The imagery in these paintings is heavily influenced by my ancestral roots in Natchez, Mississippi. I specifically draw from memoirs recounting the family fleeing during the Civil War to the little town of Shubuta. Themes vary but repeating motifs include a family on the move, houses and landscapes, classical statuary, a fountain, wagon mules, a lion-like creature, suns, and celestial eyes.
There are stories behind these paintings, but to borrow from Katherine Bradford: all decisions are visual decisions. The paintings are not necessarily about a specific story or identity or politics or a stance. They’re about what will work, visually, with what’s there. Will this image/mark help the painting or shut it down? Often you don’t know until you’ve made the mark.

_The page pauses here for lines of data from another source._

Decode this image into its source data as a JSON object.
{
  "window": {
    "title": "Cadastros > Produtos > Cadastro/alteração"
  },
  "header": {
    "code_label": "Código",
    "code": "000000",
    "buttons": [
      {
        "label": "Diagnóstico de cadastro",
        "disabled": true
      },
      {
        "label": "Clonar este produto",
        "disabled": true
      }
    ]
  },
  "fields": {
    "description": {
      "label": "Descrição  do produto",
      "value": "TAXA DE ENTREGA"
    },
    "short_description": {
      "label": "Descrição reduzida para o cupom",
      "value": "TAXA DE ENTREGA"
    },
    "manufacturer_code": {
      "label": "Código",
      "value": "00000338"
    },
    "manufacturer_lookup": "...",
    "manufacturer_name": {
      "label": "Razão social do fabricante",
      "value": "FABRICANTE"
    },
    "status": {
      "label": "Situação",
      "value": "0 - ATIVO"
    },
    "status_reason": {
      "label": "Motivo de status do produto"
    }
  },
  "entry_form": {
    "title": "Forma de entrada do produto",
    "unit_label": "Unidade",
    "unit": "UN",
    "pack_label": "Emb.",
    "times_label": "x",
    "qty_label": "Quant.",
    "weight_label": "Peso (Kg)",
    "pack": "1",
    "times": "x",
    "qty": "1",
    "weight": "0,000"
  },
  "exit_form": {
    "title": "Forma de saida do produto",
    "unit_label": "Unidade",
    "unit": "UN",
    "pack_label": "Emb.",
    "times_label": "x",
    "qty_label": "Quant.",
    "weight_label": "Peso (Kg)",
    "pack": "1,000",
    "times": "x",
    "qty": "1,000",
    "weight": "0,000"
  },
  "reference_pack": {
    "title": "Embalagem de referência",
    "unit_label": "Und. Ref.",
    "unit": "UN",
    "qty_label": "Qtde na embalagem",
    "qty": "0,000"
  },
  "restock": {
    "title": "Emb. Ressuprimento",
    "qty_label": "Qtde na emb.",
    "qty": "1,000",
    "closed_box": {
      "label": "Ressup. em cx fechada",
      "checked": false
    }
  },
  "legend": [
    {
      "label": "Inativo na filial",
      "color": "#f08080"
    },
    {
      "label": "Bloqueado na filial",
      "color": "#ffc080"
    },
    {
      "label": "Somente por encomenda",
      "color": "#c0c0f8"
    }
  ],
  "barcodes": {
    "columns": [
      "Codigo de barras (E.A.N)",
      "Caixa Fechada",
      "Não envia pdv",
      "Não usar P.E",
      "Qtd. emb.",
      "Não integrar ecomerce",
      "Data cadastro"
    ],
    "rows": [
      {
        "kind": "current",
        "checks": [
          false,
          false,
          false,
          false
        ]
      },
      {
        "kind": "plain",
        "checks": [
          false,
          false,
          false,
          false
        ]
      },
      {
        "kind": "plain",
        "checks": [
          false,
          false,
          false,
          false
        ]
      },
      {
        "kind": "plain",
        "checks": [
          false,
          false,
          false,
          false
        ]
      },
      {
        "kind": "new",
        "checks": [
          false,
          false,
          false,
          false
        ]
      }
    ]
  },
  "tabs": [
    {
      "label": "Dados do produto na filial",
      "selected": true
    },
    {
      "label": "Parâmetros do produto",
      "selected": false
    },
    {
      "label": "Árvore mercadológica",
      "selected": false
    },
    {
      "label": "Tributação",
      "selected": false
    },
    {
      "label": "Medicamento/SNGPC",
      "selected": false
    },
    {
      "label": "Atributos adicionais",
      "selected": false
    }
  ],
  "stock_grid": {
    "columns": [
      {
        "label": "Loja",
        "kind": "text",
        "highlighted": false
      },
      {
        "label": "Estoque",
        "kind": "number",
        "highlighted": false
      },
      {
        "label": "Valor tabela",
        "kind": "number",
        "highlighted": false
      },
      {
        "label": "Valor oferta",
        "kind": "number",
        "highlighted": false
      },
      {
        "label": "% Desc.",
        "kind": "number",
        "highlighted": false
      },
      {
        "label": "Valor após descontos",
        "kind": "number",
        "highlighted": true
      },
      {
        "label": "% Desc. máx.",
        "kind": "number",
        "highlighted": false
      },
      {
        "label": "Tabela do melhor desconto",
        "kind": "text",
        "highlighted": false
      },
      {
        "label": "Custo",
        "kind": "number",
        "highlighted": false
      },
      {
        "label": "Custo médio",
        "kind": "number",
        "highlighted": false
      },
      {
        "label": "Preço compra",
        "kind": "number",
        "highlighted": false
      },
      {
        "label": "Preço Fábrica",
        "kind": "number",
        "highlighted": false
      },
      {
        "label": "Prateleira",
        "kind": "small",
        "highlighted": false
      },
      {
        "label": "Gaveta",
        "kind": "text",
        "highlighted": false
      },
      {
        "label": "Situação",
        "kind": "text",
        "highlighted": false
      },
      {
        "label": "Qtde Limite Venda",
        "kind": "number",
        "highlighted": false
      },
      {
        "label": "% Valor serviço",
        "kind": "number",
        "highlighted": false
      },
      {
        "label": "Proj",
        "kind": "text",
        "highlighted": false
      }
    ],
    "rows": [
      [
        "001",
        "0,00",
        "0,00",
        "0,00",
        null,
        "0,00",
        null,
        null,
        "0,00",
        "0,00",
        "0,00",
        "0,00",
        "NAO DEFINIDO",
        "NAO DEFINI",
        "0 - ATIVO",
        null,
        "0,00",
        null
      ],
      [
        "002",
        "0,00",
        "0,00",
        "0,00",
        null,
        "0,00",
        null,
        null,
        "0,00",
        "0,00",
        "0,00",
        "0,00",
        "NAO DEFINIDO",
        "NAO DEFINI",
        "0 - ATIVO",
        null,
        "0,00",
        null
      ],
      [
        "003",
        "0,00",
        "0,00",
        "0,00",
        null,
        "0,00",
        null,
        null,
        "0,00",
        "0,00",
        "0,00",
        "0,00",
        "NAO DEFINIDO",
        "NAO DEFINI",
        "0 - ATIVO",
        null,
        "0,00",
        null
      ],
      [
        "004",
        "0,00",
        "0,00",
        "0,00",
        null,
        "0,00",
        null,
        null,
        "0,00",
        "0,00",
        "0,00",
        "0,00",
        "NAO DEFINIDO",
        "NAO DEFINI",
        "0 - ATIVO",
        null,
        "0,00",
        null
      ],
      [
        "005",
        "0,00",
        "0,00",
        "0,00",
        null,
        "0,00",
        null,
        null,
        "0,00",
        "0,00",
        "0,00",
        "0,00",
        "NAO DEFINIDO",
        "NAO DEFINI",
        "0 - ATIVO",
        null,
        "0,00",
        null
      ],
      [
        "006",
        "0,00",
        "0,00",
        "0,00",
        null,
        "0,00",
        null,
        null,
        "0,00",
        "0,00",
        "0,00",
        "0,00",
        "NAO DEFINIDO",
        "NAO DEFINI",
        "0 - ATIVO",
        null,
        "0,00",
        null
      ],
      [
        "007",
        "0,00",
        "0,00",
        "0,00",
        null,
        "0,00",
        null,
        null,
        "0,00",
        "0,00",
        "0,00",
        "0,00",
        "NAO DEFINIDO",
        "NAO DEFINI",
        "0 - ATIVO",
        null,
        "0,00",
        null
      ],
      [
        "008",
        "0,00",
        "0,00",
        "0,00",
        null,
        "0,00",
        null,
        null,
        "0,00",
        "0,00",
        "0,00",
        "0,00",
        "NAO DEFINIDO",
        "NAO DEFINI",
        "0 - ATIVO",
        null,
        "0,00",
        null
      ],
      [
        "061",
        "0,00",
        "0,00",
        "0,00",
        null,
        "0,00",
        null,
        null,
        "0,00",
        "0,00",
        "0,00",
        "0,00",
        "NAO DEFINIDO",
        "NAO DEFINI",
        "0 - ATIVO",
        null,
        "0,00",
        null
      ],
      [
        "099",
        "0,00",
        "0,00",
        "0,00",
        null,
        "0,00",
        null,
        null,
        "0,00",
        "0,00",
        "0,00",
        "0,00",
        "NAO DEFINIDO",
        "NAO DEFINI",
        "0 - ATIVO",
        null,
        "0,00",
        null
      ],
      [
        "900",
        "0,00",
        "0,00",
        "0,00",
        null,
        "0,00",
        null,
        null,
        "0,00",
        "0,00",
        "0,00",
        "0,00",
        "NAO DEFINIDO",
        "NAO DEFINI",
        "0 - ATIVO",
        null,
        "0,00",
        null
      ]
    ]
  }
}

Each painting has its own unique system of governance. I try to stick to a theme or an approach, but, of course, as soon as an image begins I am subject to its peculiarities. In the end, I measure success by whether the painting feels unified despite itself. While I am thinking about Southern ancestral narratives – including the hard, sometimes shameful and always baffling reality of slave owning forebears – the images are not fixed and I am happy with as many readings as the paintings can hold.
So many thanks to Shelton Walsmith for the invitation to make and show this work. I’ll post images from the show here for the next couple of weeks.